_PROBLEM_
In the entries below, find each line with the word "name" and return it.

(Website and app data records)
* * * * * * *
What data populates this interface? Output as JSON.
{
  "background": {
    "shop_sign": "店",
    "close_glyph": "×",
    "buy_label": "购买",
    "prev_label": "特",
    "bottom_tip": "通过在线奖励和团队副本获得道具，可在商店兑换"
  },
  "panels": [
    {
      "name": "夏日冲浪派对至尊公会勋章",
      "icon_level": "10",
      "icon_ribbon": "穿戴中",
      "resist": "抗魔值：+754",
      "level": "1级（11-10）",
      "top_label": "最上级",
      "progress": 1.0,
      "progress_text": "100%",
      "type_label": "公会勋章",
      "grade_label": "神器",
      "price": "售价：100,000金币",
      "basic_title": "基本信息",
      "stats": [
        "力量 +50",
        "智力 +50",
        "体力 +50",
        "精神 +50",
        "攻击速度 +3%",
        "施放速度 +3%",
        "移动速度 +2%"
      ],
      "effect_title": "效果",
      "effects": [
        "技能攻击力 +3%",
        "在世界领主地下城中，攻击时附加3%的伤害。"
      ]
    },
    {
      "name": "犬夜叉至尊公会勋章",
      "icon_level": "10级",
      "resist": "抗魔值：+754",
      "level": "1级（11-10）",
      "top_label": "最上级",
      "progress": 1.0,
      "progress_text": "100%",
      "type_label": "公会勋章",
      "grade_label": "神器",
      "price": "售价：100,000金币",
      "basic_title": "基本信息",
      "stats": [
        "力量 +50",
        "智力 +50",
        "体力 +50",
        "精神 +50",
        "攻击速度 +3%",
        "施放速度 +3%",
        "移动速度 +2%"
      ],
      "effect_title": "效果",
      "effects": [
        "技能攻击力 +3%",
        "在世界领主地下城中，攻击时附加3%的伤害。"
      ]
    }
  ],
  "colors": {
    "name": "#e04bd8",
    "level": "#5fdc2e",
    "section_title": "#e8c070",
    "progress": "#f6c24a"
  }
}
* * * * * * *
_PROBLEM SOLUTION_
      "name": "夏日冲浪派对至尊公会勋章",
      "name": "犬夜叉至尊公会勋章",
    "name": "#e04bd8",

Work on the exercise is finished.